The United Nations, an organization with a strong anti-drug streak, reports that more Americans are using weed – and more are showing up for addiction treatment as a result.
The U.N. Office on Drugs and Crime (UNODC), which released the findings June 26, framed them in a negative light, saying politicians’ desire for more tax revenue should “be cautiously weighed against the costs of prevention and health care.”
The agency failed to note that marijuana is the least dangerous and least addictive “illicit” drug – and much safer than alcohol, which is legal in most parts of the world.
Instead, the report focused on raw numbers: the increase in the number of users and the increase in the number of addicts seeking treatment. It didn’t indicate what caused these increases or how significant they really are.
And the increase itself was small. In 2008, 10.3 percent of the population said they had used weed in the previous year. In the last year officials examined, 2012, the rate had reached 12.1 percent.
That marks a 17 percent increase in marijuana use by Americans between over five years. And what else did anyone expect? It’s common sense that once an illegal activity becomes legal, more people will do it.
Voters in Colorado and Washington legalized pot in 2012, so the report doesn’t reflect changes in toking habits since then. But it does reflect increases in weed use driven by the availability of medical marijuana.

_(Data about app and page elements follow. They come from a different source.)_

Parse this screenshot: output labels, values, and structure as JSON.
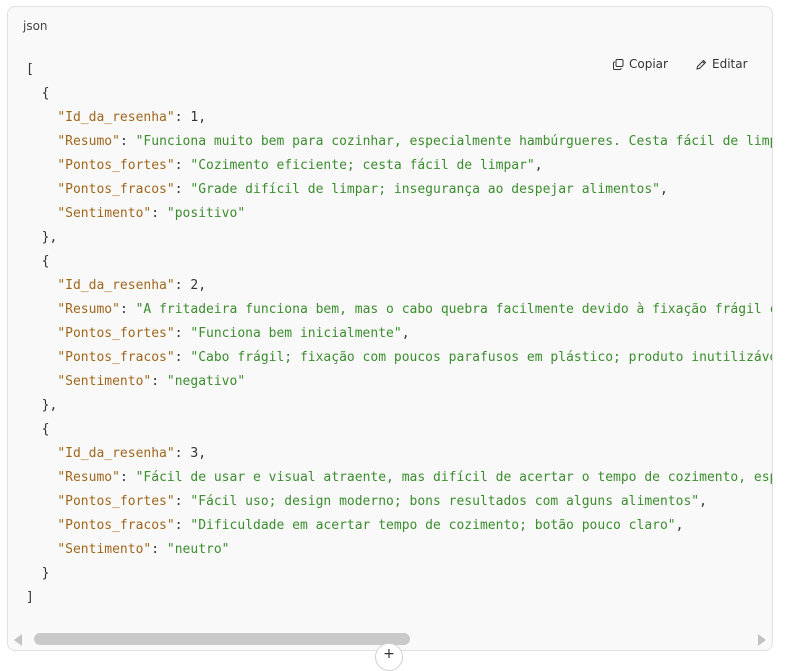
{
  "code_block": {
    "language": "json",
    "copy_label": "Copiar",
    "edit_label": "Editar",
    "lines": [
      "[",
      "  {",
      "    \"Id_da_resenha\": 1,",
      "    \"Resumo\": \"Funciona muito bem para cozinhar, especialmente hambúrgueres. Cesta fácil de limpar",
      "    \"Pontos_fortes\": \"Cozimento eficiente; cesta fácil de limpar\",",
      "    \"Pontos_fracos\": \"Grade difícil de limpar; insegurança ao despejar alimentos\",",
      "    \"Sentimento\": \"positivo\"",
      "  },",
      "  {",
      "    \"Id_da_resenha\": 2,",
      "    \"Resumo\": \"A fritadeira funciona bem, mas o cabo quebra facilmente devido à fixação frágil com",
      "    \"Pontos_fortes\": \"Funciona bem inicialmente\",",
      "    \"Pontos_fracos\": \"Cabo frágil; fixação com poucos parafusos em plástico; produto inutilizável",
      "    \"Sentimento\": \"negativo\"",
      "  },",
      "  {",
      "    \"Id_da_resenha\": 3,",
      "    \"Resumo\": \"Fácil de usar e visual atraente, mas difícil de acertar o tempo de cozimento, espec",
      "    \"Pontos_fortes\": \"Fácil uso; design moderno; bons resultados com alguns alimentos\",",
      "    \"Pontos_fracos\": \"Dificuldade em acertar tempo de cozimento; botão pouco claro\",",
      "    \"Sentimento\": \"neutro\"",
      "  }",
      "]"
    ]
  },
  "colors": {
    "key": "#a0661c",
    "string": "#3b8d2e",
    "number": "#333333",
    "background": "#f9f9f9"
  },
  "icons": {
    "copy": "copy-icon",
    "edit": "pencil-icon",
    "scroll_left": "arrow-left-icon",
    "scroll_right": "arrow-right-icon"
  }
}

Twenty-three states now allow a full version of medical cannabis, while nine others have legalized a non-intoxicating form of the drug for medicinal use. In states where regulations are relatively loose, especially California and Washington, MMJ often ends up in the hands of recreational users.
That likely accounts for much of the increase reported by the U.N.: More people toke because the drug is readily available. The same phenomenon occurred in the 1930s, when Prohibition ended. More people drank because they could more easily get their hands on booze.
But that doesn’t mean the increase will be followed by mass chaos. UNODC claimed that more people are seeking treatment for marijuana addiction and that the drug is more potent and harmful than in the past – a repetitive claim made by drug-war zealots who don’t understand plant biology.
There are, in fact, some strains in circulation with substantially higher THC content than could be found 10, 20, or 40 years ago. But they’re relatively rare, and hard for most everyday users to get their hands on.
Everything else on any market is simply a pure or hybrid strain that was either available in past decades or is closely related to a strain that was. There is no such thing as “new, more dangerous pot.” What tokers toked in the 60s is still being toked today – people are just better at finding the high-quality stuff.
According to the U.N. report, “the lower perceived risk of cannabis use has led to an increase in its use” in the United States. The report also cited a 56 percent increase in marijuana-related emergency room admissions between 2006 and 2010 and a 14 percent rise in admissions to addiction rehab centers.
But the U.N. provided no evidence that marijuana has become any more addictive than it ever was – only that more people are seeking treatment. The 14 percent figure is close to the 17 percent increase in users, meaning most of the spike in rehab admissions is probably due to the overall increase in marijuana users.
What’s more, it shows that the number of treatment admissions has increased less than the number of new users.
The known addiction rate for cannabis is 9 percent. It’s the lowest rate of any recreational drug, including alcohol.